[Saved entries]
=======

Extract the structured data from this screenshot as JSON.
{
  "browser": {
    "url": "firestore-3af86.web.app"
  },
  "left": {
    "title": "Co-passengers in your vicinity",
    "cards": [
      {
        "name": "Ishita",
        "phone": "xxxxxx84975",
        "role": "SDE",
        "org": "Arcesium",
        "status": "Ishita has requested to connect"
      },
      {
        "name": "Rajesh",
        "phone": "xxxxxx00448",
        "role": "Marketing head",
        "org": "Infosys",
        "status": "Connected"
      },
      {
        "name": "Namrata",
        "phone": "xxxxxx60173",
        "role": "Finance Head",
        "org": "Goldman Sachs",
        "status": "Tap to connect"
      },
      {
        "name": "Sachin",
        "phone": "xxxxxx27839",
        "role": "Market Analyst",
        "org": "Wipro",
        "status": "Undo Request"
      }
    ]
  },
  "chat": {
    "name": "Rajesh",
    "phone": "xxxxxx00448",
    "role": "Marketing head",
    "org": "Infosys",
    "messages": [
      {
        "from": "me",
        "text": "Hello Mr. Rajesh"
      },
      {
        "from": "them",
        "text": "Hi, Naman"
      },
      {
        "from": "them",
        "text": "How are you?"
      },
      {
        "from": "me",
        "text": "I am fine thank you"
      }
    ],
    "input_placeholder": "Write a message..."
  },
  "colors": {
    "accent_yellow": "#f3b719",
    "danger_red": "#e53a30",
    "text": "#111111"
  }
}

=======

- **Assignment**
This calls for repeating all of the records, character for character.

- **Your solution**
Extract the structured data from this screenshot as JSON.
{
  "browser": {
    "url": "firestore-3af86.web.app"
  },
  "left": {
    "title": "Co-passengers in your vicinity",
    "cards": [
      {
        "name": "Ishita",
        "phone": "xxxxxx84975",
        "role": "SDE",
        "org": "Arcesium",
        "status": "Ishita has requested to connect"
      },
      {
        "name": "Rajesh",
        "phone": "xxxxxx00448",
        "role": "Marketing head",
        "org": "Infosys",
        "status": "Connected"
      },
      {
        "name": "Namrata",
        "phone": "xxxxxx60173",
        "role": "Finance Head",
        "org": "Goldman Sachs",
        "status": "Tap to connect"
      },
      {
        "name": "Sachin",
        "phone": "xxxxxx27839",
        "role": "Market Analyst",
        "org": "Wipro",
        "status": "Undo Request"
      }
    ]
  },
  "chat": {
    "name": "Rajesh",
    "phone": "xxxxxx00448",
    "role": "Marketing head",
    "org": "Infosys",
    "messages": [
      {
        "from": "me",
        "text": "Hello Mr. Rajesh"
      },
      {
        "from": "them",
        "text": "Hi, Naman"
      },
      {
        "from": "them",
        "text": "How are you?"
      },
      {
        "from": "me",
        "text": "I am fine thank you"
      }
    ],
    "input_placeholder": "Write a message..."
  },
  "colors": {
    "accent_yellow": "#f3b719",
    "danger_red": "#e53a30",
    "text": "#111111"
  }
}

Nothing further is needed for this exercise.